Advisers fear the FCA’s desire to crack down on unsuitable defined benefit transfers is likely to increase costs for consumers.
At the end of March the regulator published a policy statement on transfer advice that said accepting free transfer value analysis software now fell within its definition of inducements.
Subsequently, providers including LV, Old Mutual Wealth, Pru, Scottish Widows and Standard Life shelved their services to avoid falling foul of the rules.
Advisers spoken to by Money Marketing have expressed fears about the unintended consequences of the FCA’s stance.
Appleton Gerrard financial planner Kusal Ariyawansa thinks there is no harm in receiving a free TVAS report as long as the adviser knows it is not the only solution for the client.
He says: “As an adviser, you must consider all other solutions. It is therefore best to have your own independent arrangements. All costs are eventually borne by the client.”

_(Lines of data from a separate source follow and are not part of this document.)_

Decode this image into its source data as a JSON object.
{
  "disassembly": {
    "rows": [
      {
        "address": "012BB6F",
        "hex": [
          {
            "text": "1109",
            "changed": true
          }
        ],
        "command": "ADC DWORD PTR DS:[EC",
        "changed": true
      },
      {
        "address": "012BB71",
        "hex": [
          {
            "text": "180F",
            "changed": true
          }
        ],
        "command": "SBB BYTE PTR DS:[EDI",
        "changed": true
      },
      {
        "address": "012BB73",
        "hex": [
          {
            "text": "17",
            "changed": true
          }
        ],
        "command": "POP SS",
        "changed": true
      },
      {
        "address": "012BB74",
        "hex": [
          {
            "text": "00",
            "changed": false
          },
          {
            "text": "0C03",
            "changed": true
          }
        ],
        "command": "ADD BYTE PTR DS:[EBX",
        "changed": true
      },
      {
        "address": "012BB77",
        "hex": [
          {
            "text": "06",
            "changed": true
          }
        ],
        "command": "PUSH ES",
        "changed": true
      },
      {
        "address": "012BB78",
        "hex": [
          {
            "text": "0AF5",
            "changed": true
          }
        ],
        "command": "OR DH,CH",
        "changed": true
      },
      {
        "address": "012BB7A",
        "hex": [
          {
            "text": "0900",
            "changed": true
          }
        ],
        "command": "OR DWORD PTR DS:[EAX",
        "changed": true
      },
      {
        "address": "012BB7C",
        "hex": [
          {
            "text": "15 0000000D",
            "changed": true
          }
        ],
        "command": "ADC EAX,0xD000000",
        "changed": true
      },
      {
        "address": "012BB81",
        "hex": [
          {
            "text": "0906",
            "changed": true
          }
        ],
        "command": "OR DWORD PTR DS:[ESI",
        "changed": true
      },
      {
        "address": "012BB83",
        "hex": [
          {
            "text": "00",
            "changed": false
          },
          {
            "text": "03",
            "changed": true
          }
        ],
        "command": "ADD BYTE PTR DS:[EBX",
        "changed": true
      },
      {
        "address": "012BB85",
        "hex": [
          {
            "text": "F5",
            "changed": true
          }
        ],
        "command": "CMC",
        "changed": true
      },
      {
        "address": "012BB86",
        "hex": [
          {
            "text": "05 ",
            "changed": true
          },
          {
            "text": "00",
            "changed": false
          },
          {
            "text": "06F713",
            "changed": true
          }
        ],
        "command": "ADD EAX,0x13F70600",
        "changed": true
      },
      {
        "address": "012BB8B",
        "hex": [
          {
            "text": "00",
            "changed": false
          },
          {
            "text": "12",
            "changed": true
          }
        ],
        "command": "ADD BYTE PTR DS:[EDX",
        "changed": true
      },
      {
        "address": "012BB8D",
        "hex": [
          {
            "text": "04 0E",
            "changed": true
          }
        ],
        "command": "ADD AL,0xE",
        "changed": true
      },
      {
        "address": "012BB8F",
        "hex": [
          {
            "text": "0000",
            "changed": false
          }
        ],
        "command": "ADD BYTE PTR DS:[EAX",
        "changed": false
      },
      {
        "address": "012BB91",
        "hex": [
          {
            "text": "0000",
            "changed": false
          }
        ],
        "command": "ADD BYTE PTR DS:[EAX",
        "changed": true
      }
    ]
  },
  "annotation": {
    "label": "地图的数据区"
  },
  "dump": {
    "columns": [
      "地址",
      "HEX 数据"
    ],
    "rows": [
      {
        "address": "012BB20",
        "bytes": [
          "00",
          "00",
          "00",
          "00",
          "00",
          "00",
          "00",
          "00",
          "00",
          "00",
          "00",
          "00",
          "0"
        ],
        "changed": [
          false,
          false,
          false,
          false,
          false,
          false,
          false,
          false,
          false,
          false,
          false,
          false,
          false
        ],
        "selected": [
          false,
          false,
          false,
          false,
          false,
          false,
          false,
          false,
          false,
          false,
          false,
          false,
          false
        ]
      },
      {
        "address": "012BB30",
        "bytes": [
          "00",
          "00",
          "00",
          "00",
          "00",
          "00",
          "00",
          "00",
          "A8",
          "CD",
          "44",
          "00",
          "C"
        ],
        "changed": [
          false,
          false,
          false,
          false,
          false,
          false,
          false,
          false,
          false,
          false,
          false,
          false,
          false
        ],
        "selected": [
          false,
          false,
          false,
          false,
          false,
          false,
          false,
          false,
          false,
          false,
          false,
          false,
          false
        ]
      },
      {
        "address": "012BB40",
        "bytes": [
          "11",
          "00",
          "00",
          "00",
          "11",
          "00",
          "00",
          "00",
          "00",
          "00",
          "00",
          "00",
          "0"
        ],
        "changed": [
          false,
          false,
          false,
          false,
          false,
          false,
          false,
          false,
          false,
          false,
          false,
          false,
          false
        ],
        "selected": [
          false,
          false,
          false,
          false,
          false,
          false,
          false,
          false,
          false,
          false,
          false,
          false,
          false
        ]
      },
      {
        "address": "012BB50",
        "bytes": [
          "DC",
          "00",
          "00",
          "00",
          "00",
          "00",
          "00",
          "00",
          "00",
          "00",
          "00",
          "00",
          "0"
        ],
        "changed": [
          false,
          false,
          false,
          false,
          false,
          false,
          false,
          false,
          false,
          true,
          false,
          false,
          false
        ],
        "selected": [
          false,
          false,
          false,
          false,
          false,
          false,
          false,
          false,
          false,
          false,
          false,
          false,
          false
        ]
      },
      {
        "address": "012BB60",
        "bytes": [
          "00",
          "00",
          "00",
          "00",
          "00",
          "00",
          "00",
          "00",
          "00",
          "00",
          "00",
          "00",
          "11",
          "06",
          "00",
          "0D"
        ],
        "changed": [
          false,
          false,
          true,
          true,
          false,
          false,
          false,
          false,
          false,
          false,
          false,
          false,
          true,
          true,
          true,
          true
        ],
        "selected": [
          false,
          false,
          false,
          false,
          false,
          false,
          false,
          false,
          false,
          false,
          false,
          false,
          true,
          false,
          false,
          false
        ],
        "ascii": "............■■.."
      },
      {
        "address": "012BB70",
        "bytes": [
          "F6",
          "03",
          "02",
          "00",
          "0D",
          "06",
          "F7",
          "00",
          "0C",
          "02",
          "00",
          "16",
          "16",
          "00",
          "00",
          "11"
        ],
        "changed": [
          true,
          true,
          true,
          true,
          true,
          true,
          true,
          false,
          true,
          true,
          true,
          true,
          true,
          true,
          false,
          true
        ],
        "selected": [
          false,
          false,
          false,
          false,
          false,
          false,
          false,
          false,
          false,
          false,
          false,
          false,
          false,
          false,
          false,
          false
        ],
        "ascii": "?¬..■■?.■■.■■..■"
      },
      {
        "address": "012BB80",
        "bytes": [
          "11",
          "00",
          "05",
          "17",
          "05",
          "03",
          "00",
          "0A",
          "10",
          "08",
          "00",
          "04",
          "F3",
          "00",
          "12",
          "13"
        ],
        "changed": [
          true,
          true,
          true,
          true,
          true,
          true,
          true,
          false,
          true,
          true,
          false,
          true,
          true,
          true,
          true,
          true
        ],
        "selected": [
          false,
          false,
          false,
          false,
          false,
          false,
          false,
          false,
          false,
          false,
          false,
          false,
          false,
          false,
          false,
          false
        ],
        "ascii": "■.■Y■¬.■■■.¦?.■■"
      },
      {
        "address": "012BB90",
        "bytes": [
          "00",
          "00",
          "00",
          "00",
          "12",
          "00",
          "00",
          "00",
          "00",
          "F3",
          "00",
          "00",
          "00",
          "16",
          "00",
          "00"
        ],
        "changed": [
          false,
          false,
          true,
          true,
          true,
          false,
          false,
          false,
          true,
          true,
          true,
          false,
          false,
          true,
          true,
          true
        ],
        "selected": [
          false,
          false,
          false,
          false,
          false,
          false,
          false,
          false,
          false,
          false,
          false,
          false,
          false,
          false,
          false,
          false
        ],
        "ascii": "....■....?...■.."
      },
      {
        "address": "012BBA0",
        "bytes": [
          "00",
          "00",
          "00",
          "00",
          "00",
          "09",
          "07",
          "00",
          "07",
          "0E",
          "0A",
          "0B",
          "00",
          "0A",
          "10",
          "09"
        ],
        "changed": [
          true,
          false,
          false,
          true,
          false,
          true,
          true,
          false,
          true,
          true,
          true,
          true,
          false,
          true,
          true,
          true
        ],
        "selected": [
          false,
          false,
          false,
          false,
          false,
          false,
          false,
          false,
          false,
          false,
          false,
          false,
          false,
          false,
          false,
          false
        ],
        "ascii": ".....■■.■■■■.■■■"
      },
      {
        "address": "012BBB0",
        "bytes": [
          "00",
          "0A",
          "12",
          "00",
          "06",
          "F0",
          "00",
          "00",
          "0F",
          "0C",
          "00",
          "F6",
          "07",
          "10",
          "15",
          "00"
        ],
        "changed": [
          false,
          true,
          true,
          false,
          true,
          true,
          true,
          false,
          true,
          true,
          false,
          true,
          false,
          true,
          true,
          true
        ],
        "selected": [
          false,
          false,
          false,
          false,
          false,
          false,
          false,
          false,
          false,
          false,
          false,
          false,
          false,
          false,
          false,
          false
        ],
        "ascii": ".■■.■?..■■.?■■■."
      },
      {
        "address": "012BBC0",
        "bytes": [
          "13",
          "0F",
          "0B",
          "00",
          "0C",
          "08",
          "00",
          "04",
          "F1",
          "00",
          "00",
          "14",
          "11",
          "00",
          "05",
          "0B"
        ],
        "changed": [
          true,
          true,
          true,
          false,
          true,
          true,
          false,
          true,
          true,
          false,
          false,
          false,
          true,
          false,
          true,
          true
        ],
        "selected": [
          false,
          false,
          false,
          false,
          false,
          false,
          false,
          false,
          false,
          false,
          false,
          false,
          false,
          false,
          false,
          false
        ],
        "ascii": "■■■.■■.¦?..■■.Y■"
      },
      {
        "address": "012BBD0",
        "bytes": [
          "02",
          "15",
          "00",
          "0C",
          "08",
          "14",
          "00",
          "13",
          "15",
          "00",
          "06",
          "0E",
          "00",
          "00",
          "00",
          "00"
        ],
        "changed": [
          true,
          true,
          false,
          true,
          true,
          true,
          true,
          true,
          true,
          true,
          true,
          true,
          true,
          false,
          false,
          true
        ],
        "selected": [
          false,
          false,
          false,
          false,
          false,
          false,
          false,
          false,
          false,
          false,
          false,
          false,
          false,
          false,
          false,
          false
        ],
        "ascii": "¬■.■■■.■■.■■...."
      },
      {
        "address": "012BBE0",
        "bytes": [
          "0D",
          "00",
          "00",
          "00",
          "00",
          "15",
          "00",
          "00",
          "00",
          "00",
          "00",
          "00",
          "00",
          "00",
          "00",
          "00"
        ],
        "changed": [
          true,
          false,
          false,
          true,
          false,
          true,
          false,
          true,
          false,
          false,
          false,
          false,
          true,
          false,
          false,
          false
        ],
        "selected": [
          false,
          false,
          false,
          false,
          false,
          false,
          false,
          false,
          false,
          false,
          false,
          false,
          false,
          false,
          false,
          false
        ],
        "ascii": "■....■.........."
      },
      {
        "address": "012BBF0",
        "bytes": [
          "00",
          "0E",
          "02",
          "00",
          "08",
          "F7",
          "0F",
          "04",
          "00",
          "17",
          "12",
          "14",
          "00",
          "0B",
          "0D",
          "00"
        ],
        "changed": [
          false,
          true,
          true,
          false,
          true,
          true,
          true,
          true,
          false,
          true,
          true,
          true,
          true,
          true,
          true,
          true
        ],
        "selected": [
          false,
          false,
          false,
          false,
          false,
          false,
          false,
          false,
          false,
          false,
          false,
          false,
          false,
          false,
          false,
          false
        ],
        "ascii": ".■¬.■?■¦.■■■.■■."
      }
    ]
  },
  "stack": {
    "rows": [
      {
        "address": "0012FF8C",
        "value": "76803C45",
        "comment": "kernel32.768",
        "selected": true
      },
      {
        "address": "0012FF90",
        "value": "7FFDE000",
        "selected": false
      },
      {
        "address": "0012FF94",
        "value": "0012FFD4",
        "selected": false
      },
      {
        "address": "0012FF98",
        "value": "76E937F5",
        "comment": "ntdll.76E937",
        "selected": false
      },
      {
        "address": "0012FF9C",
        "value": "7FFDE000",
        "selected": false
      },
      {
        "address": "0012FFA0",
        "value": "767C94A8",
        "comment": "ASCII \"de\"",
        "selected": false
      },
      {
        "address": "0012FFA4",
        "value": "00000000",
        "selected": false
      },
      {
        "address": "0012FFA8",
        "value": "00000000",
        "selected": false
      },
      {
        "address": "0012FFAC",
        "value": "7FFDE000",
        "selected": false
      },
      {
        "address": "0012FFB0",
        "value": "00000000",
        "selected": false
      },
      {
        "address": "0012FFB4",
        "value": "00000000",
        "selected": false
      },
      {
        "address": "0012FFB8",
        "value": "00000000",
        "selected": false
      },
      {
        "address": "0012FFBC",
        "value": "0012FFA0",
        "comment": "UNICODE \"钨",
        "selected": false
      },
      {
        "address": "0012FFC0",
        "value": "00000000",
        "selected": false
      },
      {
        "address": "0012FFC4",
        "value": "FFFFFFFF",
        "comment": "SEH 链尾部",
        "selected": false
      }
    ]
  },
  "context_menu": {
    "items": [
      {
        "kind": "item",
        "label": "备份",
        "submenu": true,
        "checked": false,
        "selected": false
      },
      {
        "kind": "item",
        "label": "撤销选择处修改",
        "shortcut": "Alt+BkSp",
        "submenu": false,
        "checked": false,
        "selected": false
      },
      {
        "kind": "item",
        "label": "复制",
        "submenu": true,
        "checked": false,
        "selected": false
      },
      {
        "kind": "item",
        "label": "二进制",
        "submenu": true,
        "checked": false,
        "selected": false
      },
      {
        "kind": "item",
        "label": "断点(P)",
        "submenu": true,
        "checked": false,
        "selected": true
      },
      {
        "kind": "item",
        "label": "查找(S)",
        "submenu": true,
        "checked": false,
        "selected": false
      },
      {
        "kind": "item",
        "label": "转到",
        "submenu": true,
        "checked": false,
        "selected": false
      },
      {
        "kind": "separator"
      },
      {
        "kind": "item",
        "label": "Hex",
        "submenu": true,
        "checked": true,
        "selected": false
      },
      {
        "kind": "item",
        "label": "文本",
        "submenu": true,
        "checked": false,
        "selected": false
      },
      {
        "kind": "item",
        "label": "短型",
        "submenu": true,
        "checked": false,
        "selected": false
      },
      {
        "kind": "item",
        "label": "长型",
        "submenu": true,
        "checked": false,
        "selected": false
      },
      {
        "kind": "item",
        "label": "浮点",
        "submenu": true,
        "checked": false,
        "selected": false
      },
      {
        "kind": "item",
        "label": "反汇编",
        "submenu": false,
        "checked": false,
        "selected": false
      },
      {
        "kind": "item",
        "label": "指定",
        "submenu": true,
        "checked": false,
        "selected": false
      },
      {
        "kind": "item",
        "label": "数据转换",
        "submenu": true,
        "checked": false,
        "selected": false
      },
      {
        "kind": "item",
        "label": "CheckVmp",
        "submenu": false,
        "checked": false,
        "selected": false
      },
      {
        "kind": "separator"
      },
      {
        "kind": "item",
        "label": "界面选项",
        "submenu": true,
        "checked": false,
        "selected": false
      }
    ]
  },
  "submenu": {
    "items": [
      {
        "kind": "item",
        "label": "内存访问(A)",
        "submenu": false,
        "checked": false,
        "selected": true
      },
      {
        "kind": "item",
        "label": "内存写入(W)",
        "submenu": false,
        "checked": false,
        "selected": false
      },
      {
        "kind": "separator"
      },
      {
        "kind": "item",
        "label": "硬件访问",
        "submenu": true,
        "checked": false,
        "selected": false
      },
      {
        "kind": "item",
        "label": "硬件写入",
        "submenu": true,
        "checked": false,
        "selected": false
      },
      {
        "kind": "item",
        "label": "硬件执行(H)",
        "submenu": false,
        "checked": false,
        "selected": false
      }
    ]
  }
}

Thameside Financial Planning dir-ector Tom Kean says his TVAS report work used to be done by Standard Life, but he has brought the service in-house even though some third-party offerings are “eye-wateringly expensive”.
He adds: “Life has got a bit more complicated and costly for the consumer because [free TVAS reports] are now an explicit cost IFAs will charge a little extra for. It is another irritation we could do without but we will probably absorb the cost.”